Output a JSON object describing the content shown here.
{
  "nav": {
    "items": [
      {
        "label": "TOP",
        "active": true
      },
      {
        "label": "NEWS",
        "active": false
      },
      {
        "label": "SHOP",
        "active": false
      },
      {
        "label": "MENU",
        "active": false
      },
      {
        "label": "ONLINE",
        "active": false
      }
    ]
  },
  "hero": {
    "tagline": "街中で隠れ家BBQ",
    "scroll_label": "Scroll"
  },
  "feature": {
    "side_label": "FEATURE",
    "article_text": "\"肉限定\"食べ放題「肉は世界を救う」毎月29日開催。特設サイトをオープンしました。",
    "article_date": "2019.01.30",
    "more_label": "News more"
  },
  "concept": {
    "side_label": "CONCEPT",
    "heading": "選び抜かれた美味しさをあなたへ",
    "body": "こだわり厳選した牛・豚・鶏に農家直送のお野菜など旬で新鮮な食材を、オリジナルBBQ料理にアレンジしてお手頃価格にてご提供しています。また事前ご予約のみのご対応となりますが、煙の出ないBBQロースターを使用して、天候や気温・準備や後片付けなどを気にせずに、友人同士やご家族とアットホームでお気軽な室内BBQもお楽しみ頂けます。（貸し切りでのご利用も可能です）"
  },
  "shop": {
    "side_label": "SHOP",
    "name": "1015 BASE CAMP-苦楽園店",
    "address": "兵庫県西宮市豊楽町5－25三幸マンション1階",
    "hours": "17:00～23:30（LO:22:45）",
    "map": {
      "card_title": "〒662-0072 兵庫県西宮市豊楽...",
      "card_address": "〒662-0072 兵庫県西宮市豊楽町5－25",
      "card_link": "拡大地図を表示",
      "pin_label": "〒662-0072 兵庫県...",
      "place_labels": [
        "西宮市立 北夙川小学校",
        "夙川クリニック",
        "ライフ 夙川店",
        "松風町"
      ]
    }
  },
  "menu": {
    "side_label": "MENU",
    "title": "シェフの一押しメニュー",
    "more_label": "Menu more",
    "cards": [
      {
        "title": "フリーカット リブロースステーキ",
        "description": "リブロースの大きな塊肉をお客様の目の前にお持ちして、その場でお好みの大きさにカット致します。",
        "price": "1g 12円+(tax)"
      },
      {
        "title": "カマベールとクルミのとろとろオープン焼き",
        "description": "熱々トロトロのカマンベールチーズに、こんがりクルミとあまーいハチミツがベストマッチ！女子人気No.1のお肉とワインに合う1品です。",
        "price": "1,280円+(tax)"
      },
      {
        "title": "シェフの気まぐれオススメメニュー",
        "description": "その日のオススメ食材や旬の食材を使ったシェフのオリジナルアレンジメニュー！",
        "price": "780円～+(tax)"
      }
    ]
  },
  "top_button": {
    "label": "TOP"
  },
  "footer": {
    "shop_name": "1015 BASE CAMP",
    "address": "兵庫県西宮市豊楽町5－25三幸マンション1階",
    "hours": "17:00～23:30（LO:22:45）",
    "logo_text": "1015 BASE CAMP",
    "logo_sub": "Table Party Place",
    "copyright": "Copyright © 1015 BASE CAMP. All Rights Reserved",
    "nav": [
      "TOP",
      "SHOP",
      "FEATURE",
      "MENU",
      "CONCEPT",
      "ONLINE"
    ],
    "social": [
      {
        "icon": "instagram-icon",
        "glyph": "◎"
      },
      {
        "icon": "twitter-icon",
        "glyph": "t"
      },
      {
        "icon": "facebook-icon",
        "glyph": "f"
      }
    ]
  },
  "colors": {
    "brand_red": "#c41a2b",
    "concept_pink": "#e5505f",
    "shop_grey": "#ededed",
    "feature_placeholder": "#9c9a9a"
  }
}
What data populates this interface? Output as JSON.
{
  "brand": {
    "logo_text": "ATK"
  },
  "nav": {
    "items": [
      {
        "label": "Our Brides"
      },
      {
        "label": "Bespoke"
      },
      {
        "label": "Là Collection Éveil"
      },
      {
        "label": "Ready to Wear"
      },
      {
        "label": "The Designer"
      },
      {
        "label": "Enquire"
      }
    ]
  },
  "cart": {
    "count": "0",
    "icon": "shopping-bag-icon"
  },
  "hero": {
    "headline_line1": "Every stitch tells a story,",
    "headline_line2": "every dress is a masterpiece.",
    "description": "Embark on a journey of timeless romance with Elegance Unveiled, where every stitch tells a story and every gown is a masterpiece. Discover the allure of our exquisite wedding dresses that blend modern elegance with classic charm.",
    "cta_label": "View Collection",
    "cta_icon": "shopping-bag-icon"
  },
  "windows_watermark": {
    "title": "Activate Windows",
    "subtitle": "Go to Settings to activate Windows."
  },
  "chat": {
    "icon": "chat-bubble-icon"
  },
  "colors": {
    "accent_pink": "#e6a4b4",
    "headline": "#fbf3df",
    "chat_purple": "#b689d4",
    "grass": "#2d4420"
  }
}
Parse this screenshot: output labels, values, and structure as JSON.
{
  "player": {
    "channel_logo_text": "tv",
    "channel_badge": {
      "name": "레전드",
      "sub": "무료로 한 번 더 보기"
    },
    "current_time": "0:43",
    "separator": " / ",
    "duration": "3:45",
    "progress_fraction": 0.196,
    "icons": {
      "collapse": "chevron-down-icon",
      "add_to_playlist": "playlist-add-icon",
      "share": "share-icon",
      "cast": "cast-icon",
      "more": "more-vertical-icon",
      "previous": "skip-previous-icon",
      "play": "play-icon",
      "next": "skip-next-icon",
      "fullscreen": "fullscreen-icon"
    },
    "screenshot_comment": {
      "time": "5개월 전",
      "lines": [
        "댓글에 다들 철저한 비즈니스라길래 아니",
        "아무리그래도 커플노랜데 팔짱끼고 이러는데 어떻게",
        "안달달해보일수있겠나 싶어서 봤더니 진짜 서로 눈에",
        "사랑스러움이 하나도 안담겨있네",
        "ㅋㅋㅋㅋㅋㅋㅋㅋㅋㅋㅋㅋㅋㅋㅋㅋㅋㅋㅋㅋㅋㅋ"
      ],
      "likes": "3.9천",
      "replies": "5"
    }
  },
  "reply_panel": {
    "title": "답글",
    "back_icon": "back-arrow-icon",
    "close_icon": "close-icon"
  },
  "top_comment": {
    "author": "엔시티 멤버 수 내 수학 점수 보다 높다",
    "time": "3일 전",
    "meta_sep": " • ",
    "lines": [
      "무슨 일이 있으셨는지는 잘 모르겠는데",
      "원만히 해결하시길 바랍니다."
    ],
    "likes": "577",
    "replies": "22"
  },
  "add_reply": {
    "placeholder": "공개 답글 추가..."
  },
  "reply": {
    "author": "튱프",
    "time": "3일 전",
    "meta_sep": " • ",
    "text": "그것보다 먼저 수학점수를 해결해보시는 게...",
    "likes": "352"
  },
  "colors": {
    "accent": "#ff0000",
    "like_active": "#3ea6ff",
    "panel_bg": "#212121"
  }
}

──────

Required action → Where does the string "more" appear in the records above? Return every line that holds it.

Written answer →
    "more_label": "News more"
    "more_label": "Menu more",
      "more": "more-vertical-icon",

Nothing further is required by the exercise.